You can do exactly the same thing and feel differently about it, depending on how you think about it. When I approach my day thinking about how much I have to do, it’s a burden. When I re-frame thinking about the exact same tasks as how I’m going to help others, the day becomes a real joy.

How has your motivation worked for you?  Has your motivation ever worked against you? Have you ever had to wrestle with your motivation?

Motivation isn’t a problem for me as long as I have a clear mandate to act, I know I’m helping someone, and it fits my skills. But if any of these goes awry, I find it very difficult to make the effort. When I’m in a position of leadership, these are the three things I try to make sure are in place for the team members, because it makes for an energizing workplace.

Have you ever watched someone sabotage his or her own career? If so, how?

The biggest challenge I see is people who forget that all business is people business, and if you burn bridges word travels very fast. You don’t have to make everyone happy – that’s a recipe for disaster – but you need to always be referable.

Motivation isn’t a problem for me as long as I have a clear mandate to act, I know I’m helping someone, and it fits my skills.

Why did you make the educational choices you did and what would you recommend for others on this front?

I don’t recommend my approach to anyone. I love learning just for the sake of it, and I got way too many degrees, because I enjoyed the process. Weird, right? But it’s that combination that enables me to speak lots of different “languages,” so I can relate to different people.

When you look back over your career to date, what are you most proud of?

Those moments when I pass along something I’ve learned to a team member, and when the light bulb goes off for clients who were struggling to make sense of a complex challenge.

You’re interviewing a candidate and there’s no doubt, they’ve got it. What ingredients were you looking for? When it comes to hiring, what does you/your organization consider the special sauce?
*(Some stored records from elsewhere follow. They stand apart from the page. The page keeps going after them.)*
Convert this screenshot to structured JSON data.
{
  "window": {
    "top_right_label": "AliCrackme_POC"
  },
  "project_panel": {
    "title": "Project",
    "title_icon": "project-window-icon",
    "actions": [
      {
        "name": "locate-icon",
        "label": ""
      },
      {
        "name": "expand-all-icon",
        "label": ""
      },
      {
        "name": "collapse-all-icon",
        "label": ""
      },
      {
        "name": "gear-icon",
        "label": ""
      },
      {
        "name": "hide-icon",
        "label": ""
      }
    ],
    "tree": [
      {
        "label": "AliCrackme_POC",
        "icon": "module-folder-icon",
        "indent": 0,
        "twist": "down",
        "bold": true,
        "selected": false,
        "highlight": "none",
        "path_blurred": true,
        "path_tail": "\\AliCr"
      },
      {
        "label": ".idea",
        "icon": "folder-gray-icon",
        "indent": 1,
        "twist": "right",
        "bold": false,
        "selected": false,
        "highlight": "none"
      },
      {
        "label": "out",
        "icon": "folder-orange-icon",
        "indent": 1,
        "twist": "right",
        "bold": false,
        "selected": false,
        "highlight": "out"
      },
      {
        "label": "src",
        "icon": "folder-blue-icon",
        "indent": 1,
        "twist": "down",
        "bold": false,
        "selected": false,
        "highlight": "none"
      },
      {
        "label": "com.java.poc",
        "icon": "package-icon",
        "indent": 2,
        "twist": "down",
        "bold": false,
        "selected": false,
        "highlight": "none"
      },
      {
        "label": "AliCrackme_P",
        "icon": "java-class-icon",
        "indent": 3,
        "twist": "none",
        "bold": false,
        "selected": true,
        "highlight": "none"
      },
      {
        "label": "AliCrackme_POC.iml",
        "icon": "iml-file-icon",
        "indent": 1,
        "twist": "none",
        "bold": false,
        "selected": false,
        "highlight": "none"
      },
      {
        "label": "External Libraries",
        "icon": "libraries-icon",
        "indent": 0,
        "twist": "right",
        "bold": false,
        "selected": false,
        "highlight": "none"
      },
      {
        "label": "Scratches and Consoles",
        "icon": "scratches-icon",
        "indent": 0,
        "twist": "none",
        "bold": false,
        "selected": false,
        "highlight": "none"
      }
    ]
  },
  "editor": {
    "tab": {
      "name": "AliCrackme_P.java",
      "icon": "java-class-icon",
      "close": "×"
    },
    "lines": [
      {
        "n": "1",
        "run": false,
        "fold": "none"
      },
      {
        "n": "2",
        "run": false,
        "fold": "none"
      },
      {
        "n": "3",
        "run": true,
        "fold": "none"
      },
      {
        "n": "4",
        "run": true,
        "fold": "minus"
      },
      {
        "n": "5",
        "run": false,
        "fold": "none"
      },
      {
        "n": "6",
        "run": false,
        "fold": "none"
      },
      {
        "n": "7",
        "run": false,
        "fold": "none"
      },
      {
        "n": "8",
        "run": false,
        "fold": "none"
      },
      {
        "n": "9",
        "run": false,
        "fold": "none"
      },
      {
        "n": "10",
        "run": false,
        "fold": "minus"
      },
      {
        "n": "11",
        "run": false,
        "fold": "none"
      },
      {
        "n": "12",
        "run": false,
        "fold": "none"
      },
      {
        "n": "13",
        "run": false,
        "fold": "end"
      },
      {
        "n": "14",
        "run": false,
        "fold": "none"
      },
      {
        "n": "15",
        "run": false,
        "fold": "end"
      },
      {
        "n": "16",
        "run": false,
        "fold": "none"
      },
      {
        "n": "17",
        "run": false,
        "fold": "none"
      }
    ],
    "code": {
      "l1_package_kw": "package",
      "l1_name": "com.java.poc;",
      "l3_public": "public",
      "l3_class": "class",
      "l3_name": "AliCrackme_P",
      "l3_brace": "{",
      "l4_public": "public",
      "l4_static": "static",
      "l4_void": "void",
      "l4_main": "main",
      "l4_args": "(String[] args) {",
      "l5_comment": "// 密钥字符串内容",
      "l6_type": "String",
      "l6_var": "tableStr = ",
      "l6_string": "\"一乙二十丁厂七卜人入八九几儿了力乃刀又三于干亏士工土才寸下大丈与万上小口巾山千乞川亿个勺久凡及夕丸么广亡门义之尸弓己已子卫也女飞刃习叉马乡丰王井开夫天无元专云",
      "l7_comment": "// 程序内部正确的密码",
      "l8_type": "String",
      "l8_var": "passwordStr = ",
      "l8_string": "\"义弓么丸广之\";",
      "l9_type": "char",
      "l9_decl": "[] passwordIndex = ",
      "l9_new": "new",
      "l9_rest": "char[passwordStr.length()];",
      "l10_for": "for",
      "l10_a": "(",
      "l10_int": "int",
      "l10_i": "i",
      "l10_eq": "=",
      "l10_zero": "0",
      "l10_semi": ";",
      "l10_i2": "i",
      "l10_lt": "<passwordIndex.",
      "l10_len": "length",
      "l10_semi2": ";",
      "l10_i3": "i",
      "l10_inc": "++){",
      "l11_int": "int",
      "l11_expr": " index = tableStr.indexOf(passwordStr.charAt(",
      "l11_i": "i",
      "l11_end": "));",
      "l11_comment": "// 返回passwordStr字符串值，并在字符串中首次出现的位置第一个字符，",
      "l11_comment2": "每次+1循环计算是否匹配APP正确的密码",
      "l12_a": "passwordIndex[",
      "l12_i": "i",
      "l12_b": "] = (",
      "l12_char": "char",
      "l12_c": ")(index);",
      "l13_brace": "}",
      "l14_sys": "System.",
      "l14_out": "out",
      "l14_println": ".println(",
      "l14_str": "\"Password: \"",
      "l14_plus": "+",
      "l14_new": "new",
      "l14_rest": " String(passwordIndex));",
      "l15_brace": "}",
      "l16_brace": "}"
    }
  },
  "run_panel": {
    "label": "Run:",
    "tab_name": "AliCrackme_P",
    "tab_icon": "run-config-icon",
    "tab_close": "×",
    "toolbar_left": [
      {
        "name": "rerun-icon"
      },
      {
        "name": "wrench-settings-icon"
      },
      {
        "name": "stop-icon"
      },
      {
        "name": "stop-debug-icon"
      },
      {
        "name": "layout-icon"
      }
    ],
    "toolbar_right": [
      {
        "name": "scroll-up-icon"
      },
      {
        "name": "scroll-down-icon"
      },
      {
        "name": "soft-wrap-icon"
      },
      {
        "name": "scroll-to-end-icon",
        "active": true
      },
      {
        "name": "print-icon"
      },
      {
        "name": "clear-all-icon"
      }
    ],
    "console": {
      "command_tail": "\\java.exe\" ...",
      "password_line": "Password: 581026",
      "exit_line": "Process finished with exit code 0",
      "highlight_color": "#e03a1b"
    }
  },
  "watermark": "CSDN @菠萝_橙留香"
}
I look for confidence, an assertive (not aggressive) attitude, and a sense of passion and excitement for what they’ll be doing. If that’s missing, they’re just going through the motions.

You don’t have to make everyone happy – that’s a recipe for disaster – but you need to always be referable.

Describe the best team you’ve ever led – one that was ‘firing on all cylinders’ – what made that team #StandApart?

It would’ve been the Critical Mass team that looked after the Rolex digital marketing business. That team was at the top of their game professionally in each of the disciplines, they worked well together despite being in several different cities & time zones, and they were very passionate about their work. It was an honour to lead them.

How “LinkedIn” are you? Do you use it?  What role has networking played in your career?

Linked In is essentially an online resume, and clients use it to vet you and your organization.

This question was passed on from our last #StandApart Marketer, Shafiq Jamal, Vice-President at Edelman Vancouver: What do you think builds character?

Falling and getting back up again. Actually, I think character – at least partially – gets instilled at a pretty young age. Your family is such a huge influence on those core “me” values: what’s right and what’s wrong, what’s useful and what’s not.  Then, it’s up to you to apply that learning to the ups and downs of daily life. Yep, that’s it: at the end of the day, character is all about what you learn and how you apply it.

If you could put one question on the list for our next #StandApart Marketer profile, what would it be? What do you want to know?

How has your industry changed in the last 3 years due to digital technology?